Task requirements: Go line by line through the data below and work out how many lines contain "label"; the answer is that number alone.

----- Exercise input -----

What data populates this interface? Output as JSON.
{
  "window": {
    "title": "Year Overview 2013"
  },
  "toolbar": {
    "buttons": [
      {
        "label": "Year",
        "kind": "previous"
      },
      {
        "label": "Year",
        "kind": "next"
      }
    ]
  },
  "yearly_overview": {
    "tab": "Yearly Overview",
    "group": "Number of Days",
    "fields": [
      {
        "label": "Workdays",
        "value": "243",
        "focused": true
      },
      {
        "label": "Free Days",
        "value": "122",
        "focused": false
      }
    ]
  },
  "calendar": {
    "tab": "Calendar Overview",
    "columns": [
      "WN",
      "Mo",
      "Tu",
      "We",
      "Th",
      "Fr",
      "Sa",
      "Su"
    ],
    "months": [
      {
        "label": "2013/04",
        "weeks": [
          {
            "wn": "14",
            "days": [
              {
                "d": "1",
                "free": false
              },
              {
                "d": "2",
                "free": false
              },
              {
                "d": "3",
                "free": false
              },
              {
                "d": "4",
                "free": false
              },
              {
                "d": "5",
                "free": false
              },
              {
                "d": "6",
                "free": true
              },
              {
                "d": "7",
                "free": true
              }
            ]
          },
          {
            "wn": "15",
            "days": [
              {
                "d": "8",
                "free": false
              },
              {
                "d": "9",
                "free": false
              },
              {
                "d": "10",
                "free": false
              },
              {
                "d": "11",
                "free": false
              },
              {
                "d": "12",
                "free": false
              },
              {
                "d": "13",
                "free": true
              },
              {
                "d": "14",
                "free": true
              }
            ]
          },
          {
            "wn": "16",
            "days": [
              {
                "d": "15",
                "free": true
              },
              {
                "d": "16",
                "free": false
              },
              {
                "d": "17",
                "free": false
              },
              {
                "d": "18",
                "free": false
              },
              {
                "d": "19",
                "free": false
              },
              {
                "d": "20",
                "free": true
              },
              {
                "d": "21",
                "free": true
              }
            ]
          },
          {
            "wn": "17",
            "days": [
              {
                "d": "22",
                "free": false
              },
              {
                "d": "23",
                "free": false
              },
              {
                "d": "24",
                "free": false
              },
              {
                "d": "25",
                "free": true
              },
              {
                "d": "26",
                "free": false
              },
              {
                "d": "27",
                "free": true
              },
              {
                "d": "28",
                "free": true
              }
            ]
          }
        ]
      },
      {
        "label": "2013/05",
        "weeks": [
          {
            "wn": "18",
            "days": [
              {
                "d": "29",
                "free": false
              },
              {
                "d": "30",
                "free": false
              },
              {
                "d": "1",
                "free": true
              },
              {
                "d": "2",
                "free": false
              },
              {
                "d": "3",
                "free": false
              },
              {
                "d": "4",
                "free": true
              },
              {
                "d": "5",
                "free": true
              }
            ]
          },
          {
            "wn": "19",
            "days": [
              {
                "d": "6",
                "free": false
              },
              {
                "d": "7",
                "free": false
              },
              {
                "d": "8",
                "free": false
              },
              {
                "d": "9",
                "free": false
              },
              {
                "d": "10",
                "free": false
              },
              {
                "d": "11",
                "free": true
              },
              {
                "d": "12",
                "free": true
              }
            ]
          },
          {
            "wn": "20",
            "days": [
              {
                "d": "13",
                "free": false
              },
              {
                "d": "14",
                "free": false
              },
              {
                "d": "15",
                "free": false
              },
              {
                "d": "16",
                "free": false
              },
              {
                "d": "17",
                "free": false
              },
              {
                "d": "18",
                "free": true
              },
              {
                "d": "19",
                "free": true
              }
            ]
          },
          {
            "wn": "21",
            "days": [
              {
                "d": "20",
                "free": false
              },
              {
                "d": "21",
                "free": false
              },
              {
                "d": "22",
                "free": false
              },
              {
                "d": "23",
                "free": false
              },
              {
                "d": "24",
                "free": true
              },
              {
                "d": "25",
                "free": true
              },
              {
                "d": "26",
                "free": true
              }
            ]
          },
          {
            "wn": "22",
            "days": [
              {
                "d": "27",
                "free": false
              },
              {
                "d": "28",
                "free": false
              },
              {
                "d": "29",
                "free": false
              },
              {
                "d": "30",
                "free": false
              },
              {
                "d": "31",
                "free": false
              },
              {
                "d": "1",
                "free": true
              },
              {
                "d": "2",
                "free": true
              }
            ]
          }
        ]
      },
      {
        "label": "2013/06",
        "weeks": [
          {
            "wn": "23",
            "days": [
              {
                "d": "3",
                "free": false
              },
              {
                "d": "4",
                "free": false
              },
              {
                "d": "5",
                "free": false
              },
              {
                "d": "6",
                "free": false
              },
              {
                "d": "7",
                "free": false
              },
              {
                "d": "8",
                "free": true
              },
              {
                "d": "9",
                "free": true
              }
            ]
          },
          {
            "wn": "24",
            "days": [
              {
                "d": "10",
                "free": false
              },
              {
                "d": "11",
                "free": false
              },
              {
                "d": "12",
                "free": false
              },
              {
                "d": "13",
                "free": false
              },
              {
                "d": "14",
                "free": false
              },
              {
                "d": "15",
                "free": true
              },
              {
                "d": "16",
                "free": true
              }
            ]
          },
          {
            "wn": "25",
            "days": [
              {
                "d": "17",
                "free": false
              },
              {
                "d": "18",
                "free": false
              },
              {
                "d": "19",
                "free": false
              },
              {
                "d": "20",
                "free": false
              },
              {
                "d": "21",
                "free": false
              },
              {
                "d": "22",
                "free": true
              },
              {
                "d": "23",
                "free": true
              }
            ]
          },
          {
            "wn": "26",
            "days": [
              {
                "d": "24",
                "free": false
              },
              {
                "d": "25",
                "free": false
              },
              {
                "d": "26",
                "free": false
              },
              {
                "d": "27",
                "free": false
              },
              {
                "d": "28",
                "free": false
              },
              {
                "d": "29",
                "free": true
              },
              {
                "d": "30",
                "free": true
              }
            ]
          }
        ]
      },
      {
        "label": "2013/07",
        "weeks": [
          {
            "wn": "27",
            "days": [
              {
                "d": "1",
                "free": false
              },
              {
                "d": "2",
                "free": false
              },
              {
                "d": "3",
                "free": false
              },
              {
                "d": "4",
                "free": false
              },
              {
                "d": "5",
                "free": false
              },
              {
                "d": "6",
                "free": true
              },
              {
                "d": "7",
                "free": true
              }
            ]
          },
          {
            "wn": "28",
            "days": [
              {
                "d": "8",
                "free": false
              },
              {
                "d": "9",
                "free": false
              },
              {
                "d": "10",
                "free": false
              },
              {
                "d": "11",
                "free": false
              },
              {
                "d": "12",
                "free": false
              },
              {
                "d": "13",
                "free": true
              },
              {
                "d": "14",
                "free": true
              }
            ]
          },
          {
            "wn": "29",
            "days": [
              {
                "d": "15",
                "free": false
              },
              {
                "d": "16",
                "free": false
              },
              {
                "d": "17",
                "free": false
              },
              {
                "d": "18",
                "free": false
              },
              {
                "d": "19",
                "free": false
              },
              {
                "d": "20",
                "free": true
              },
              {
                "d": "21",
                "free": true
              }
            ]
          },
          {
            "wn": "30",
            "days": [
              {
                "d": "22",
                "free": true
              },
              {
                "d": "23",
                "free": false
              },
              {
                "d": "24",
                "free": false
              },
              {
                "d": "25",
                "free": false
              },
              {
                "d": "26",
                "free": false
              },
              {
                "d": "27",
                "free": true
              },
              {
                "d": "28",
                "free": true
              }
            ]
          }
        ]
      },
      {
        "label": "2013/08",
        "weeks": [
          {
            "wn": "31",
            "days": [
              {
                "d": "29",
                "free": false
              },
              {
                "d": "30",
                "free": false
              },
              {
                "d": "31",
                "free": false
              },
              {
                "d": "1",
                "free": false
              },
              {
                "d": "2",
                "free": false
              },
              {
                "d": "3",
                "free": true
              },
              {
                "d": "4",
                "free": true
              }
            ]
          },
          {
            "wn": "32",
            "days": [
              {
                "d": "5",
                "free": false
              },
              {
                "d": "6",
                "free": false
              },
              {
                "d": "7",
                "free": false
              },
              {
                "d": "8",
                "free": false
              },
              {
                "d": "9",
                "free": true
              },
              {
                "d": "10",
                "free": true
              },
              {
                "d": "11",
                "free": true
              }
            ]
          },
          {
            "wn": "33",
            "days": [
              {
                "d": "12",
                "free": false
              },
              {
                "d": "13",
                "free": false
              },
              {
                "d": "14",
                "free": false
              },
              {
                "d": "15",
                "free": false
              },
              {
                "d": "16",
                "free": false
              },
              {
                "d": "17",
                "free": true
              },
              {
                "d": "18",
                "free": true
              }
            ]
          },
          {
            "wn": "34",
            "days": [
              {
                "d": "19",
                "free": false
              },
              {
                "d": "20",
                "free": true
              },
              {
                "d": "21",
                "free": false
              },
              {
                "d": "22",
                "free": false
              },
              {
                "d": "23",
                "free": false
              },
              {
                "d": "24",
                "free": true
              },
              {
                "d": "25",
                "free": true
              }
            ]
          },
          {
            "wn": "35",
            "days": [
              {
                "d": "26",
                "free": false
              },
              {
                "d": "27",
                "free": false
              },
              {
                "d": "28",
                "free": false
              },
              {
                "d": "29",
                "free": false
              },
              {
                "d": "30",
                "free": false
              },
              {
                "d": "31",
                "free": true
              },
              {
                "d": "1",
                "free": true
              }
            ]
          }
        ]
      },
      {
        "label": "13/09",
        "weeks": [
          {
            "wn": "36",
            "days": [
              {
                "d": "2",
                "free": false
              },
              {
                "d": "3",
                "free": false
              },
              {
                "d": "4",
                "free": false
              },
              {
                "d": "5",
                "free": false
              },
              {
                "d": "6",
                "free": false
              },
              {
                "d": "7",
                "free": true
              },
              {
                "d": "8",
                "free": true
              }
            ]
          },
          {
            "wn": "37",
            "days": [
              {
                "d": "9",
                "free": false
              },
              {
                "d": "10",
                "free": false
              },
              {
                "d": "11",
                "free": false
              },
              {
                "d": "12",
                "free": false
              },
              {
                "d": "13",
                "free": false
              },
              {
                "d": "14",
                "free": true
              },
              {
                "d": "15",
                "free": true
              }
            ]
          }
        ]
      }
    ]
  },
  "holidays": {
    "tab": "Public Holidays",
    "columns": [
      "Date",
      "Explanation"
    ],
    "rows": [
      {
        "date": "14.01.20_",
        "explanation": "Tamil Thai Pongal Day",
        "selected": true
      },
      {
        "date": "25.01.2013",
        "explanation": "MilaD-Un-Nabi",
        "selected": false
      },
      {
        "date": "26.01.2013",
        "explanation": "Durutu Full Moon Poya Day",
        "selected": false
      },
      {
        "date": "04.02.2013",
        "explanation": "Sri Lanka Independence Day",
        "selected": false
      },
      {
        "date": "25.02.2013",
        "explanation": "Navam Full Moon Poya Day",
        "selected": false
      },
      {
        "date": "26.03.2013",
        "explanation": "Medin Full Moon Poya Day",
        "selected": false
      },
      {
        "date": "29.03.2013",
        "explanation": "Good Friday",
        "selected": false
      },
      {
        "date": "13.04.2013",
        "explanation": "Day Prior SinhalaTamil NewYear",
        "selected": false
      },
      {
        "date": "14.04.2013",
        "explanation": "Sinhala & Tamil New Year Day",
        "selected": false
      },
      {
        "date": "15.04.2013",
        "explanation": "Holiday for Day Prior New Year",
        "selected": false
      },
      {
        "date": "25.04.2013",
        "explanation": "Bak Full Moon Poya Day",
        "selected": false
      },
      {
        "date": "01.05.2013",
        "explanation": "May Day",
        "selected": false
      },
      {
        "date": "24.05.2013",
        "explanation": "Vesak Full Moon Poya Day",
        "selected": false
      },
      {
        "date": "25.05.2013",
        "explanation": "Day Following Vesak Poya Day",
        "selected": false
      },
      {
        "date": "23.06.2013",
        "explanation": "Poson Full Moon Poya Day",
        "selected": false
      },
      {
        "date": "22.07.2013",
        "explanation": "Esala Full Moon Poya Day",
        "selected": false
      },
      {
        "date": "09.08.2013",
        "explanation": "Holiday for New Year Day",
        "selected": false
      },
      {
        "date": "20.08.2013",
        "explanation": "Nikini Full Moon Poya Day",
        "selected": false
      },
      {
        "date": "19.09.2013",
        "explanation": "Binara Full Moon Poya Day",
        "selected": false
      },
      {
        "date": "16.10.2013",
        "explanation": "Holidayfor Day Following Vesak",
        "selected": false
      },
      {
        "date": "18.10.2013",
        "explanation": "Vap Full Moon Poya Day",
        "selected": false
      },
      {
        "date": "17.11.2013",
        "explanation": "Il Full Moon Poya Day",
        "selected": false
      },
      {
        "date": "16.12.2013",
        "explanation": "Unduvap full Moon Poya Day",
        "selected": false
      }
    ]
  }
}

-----

Finished exercise: 10